Adjusting your workout frequency may also help. If you currently bench press three times a week, drop to twice a week. Space your workouts evenly, which will give your elbow more time to recover between sessions.
Fix Your Form
According to Matthews, the bench press is perfectly safe if you do it correctly. Some people tuck their elbows because they feel it protects their shoulders, but the reason for that is usually poor range of motion in the shoulders.
In proper bench press form, elbows should flare out so they're directly under the bar. Space your hands on the bar so your elbows form perfect right angles. This provides the proper structure and support that will relieve some of the stress bench pressing places on the elbows.
Improve Your Mobility
If you have trouble using proper form, you may need to work on shoulder mobility. Twice per week, do two sets of 10 reps each of the following exercises:
Wall extensions: Stand with your back against a wall. Open your arms and press them flat against the wall, palms facing out. Bend your elbows to 90 degrees and press the backs of the hands into the wall. Slowly raise your arms above your head; stop when you can't go any further without your arms leaving the wall.
Shoulder pass-throughs: Stand holding a long wooden dowel or strap with both hands spaced wider than hip distance. Pull your shoulders down and back as you lift your arms up and overhead, keeping your elbows as straight as possible. Bring your arms behind you as far as you can without causing pain; you may need to move your hands farther apart. Hold briefly, then return to the starting position.
Change Up Your Exercises
Just because bench presses hurt your elbow doesn't mean dumbbell chest presses will. Because your arms can move more freely through their natural range of motion with dumbbells, they may be easier on your elbow and fix your pain.
You can also do cable presses, or try a chest press machine. It doesn't mean you can't do bench presses again, but replacing the exercise temporarily may help you heal your injury without having to stop chest pressing altogether.
Do Physical Therapy

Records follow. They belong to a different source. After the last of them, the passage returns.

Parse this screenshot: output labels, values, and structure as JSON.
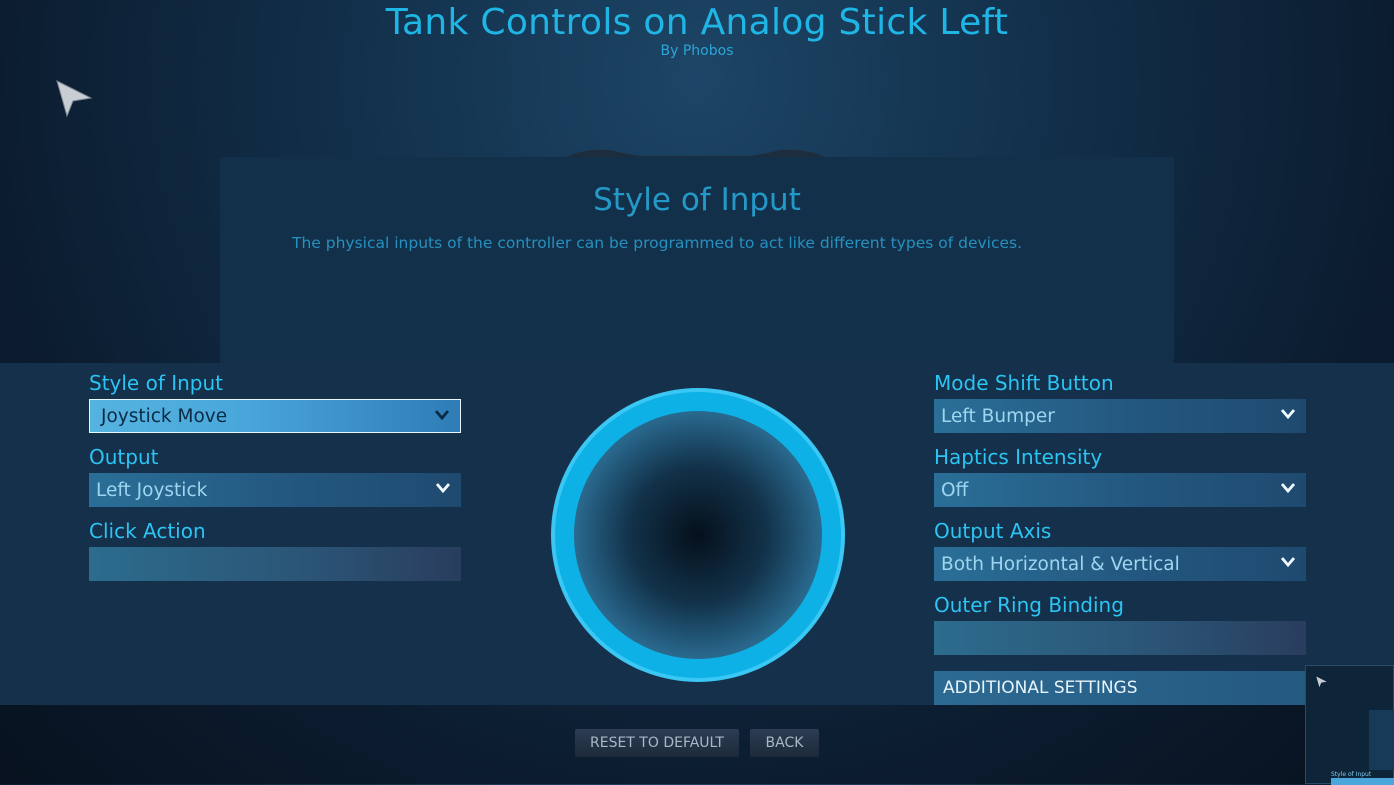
{
  "header": {
    "title": "Tank Controls on Analog Stick Left",
    "byline": "By Phobos"
  },
  "info": {
    "title": "Style of Input",
    "description": "The physical inputs of the controller can be programmed to act like different types of devices."
  },
  "left_settings": {
    "style_of_input": {
      "label": "Style of Input",
      "value": "Joystick Move"
    },
    "output": {
      "label": "Output",
      "value": "Left Joystick"
    },
    "click_action": {
      "label": "Click Action",
      "value": ""
    }
  },
  "right_settings": {
    "mode_shift": {
      "label": "Mode Shift Button",
      "value": "Left Bumper"
    },
    "haptics": {
      "label": "Haptics Intensity",
      "value": "Off"
    },
    "output_axis": {
      "label": "Output Axis",
      "value": "Both Horizontal & Vertical"
    },
    "outer_ring": {
      "label": "Outer Ring Binding",
      "value": ""
    },
    "additional_settings": "ADDITIONAL SETTINGS"
  },
  "buttons": {
    "reset": "RESET TO DEFAULT",
    "back": "BACK"
  },
  "mini_preview": {
    "title": "Style of Input"
  },
  "colors": {
    "accent": "#2cc4f3",
    "ring": "#0fb3e8",
    "panel": "#14304a"
  }
}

If the changes you make to your training program don't help, you may benefit from a few — or ongoing — sessions with a physical therapist. She'll be able to pinpoint the problem and give you ways to work around the pain as well as exercises to strengthen or stretch any muscles that may be underworked or overused. She'll also be able to guide you in properly increasing your load once you get back to your normal bench-press program.